* Dataset rows for apps and sites *

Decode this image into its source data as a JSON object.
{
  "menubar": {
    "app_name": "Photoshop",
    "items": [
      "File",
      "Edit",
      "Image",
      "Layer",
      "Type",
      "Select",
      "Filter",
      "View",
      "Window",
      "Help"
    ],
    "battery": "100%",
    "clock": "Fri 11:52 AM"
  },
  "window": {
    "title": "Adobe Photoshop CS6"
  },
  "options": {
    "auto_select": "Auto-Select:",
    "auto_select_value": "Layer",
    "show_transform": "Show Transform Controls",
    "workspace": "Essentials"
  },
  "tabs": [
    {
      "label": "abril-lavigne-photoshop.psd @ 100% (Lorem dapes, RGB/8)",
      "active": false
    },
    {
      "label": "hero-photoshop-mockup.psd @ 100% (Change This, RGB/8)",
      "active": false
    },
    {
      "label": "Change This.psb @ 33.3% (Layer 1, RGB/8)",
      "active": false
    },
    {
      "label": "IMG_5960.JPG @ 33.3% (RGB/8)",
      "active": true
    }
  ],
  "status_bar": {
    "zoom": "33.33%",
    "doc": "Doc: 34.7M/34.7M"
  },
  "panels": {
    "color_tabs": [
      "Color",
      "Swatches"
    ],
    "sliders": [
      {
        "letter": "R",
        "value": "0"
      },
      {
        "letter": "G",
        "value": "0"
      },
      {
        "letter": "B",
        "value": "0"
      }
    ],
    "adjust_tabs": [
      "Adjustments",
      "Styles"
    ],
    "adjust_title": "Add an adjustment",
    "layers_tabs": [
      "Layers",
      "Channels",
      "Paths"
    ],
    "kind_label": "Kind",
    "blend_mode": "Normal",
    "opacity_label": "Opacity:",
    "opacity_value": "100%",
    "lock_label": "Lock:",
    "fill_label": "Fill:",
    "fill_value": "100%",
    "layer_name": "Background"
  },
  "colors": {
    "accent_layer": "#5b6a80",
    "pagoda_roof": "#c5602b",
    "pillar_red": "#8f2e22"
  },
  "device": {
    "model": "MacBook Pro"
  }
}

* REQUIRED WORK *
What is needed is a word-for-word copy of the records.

* SOLUTION BELOW *
Decode this image into its source data as a JSON object.
{
  "menubar": {
    "app_name": "Photoshop",
    "items": [
      "File",
      "Edit",
      "Image",
      "Layer",
      "Type",
      "Select",
      "Filter",
      "View",
      "Window",
      "Help"
    ],
    "battery": "100%",
    "clock": "Fri 11:52 AM"
  },
  "window": {
    "title": "Adobe Photoshop CS6"
  },
  "options": {
    "auto_select": "Auto-Select:",
    "auto_select_value": "Layer",
    "show_transform": "Show Transform Controls",
    "workspace": "Essentials"
  },
  "tabs": [
    {
      "label": "abril-lavigne-photoshop.psd @ 100% (Lorem dapes, RGB/8)",
      "active": false
    },
    {
      "label": "hero-photoshop-mockup.psd @ 100% (Change This, RGB/8)",
      "active": false
    },
    {
      "label": "Change This.psb @ 33.3% (Layer 1, RGB/8)",
      "active": false
    },
    {
      "label": "IMG_5960.JPG @ 33.3% (RGB/8)",
      "active": true
    }
  ],
  "status_bar": {
    "zoom": "33.33%",
    "doc": "Doc: 34.7M/34.7M"
  },
  "panels": {
    "color_tabs": [
      "Color",
      "Swatches"
    ],
    "sliders": [
      {
        "letter": "R",
        "value": "0"
      },
      {
        "letter": "G",
        "value": "0"
      },
      {
        "letter": "B",
        "value": "0"
      }
    ],
    "adjust_tabs": [
      "Adjustments",
      "Styles"
    ],
    "adjust_title": "Add an adjustment",
    "layers_tabs": [
      "Layers",
      "Channels",
      "Paths"
    ],
    "kind_label": "Kind",
    "blend_mode": "Normal",
    "opacity_label": "Opacity:",
    "opacity_value": "100%",
    "lock_label": "Lock:",
    "fill_label": "Fill:",
    "fill_value": "100%",
    "layer_name": "Background"
  },
  "colors": {
    "accent_layer": "#5b6a80",
    "pagoda_roof": "#c5602b",
    "pillar_red": "#8f2e22"
  },
  "device": {
    "model": "MacBook Pro"
  }
}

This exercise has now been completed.